After supper we walked over to a particularly large herd that was slowly approaching our camp and photographed caribou parading by us for the next hour. It seemed like the perfect ending to another wondrous day filled with animals, but for some of us there was still another little wildlife drama in store. About 11pm, when most of our party was sound asleep, a wolf walked through our camp where it surprised and caught a moulting Canada goose that had strayed too far from the river. As the wolf lay down to devour the goose, a few of us who were still awake watched from inside our tents.
The river valley broadened considerably today and the steady succession of deep canoeable rapids continued. The river banks are turning blue with lupine and their sweet fragrance impregnates the air. Mosquitoes are now numerous enough to be bothersome when the wind abates. Early this morning we paddled by large numbers of caribou, probably part of the same herd we spent some time with last night.

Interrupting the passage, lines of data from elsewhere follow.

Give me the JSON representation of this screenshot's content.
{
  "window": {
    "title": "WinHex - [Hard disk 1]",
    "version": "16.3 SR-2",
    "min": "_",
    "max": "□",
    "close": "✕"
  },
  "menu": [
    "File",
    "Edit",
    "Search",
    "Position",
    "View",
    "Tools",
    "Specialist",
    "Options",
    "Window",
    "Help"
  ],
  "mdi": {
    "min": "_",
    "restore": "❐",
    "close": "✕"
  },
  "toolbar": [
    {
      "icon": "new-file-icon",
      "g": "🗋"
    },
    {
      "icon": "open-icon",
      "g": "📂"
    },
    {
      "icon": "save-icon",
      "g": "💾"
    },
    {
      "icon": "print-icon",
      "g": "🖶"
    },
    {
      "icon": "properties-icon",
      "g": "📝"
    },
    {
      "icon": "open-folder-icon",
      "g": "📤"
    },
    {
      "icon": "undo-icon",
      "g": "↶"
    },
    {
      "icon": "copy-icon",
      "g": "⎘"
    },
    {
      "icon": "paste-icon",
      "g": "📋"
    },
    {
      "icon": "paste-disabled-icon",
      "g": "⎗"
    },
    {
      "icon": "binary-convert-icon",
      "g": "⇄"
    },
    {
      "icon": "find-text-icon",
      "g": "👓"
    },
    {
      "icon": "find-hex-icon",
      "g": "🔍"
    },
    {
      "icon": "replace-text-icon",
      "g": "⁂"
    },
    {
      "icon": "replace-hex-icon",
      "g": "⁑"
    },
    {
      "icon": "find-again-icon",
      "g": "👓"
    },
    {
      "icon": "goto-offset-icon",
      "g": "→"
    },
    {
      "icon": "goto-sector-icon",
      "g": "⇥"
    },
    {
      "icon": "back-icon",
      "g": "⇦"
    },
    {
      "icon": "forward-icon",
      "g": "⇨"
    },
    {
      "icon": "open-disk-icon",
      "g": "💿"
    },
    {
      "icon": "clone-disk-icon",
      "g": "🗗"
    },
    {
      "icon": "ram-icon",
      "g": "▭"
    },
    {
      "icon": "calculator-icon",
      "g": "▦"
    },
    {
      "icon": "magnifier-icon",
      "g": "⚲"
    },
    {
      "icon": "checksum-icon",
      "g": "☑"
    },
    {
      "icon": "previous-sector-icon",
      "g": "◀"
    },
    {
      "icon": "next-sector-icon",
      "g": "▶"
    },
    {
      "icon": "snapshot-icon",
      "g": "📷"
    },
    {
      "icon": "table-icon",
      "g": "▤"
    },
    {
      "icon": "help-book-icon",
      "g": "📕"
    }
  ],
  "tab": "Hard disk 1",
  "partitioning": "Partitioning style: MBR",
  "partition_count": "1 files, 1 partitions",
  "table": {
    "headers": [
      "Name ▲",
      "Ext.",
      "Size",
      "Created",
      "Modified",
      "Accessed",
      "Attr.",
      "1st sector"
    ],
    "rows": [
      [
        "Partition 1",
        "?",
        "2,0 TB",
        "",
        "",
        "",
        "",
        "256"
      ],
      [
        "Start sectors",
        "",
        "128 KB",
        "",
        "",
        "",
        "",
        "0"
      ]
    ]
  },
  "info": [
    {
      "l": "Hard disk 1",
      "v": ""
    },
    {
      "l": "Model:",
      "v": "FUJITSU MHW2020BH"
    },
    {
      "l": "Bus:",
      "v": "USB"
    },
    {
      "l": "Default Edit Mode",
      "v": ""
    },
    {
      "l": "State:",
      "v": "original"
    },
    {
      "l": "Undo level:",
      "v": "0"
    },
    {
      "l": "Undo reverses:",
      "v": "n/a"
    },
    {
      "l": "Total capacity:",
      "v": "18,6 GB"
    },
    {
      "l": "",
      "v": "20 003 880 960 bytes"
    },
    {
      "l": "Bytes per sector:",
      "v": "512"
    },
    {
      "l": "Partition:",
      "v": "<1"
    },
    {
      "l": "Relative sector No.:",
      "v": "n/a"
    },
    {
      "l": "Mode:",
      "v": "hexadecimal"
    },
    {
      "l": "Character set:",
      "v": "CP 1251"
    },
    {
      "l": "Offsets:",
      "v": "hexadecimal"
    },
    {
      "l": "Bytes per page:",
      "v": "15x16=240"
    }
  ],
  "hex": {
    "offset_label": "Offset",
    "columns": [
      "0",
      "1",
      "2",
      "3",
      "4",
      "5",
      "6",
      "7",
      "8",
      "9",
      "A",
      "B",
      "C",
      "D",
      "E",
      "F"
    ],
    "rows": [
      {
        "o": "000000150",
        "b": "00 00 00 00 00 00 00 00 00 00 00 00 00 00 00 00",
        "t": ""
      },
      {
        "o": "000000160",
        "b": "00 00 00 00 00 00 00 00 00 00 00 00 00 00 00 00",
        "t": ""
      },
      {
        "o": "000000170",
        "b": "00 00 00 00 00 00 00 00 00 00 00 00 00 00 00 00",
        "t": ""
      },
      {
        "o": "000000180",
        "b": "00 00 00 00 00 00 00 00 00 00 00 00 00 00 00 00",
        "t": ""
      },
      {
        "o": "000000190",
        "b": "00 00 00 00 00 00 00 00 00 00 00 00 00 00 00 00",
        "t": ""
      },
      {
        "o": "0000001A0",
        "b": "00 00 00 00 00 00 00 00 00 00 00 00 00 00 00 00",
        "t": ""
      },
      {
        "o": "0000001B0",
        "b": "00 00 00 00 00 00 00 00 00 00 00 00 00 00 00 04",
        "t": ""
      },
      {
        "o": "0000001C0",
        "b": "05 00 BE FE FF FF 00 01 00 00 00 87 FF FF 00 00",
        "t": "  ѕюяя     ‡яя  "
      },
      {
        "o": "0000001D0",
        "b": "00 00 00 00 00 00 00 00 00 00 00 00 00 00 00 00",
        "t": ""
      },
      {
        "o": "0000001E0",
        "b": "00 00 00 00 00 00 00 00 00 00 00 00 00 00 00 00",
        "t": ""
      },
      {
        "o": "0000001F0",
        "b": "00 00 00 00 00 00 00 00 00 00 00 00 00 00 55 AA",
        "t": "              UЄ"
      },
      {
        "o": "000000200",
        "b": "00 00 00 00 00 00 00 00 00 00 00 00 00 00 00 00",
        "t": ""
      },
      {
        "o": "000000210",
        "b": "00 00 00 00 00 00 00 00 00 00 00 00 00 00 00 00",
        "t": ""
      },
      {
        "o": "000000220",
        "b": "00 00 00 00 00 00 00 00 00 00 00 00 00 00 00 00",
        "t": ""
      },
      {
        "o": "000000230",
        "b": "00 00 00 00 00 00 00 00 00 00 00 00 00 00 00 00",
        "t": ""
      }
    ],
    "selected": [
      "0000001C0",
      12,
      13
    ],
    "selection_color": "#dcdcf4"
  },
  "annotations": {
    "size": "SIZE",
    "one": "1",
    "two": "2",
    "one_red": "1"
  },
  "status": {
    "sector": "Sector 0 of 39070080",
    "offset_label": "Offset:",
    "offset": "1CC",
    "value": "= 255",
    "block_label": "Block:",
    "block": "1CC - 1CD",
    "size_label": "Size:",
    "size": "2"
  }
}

They were feeding and in no hurry to move on. Our muskox count for the day was 28. Tonight we have our tents pitched on a high bluff with a grand view to the south.
There were some rain showers in the night and we awoke to a strong wind out of the north with the temperature near freezing. At breakfast, Fred told us that when he got up in the night he saw a white wolf looking in the door of the tent next to his. Then, a few minutes later, after he had crawled back into his sleeping bag, he noticed the wolf peeking into his own tent.
We put a long day in on the river, but the only large mammals we saw were two bull muskoxen. Even though caribou were absent, we were constantly reminded of their presence because the whole country was beaten with their tracks, and white caribou hair floated on the river all day. Tonight we are camped at the base of some big sand hills where we will remain tomorrow for a day of hiking and rest.
During the night, several of us heard wolves howling way up in the sand hills. Then, while we were eating our breakfast, a gray wolf walked behind our camp, and two white ones met up in a big wet meadow just downriver. Certain that we are camped close to an active den, we climbed up into the sand hills after breakfast and followed them north. Cut into these hills are deep ravines, lush with vegetation, where we surprised several small bands of caribou and one herd of 23 muskoxen.
We spotted the wolf den when we were almost a kilometre from it. It is perched high in the hills with a commanding view of the river valley. At first, the wolves didn’t appear to be home, but then I noticed a suspicious patch of light colour on the side of a gully a few hundred metres behind the den. As we crept closer, we could see there were several wolves curled up asleep there, and eventually we made out a white wolf, a tawny-coloured one and four brown pups huddled together. With the wind blowing strongly, we moved right in on top of them, no more than twenty paces away, before I motioned for a halt. All ten of us were lined up with our cameras aimed in anticipation when I whistled to prepare those wolves for a shock.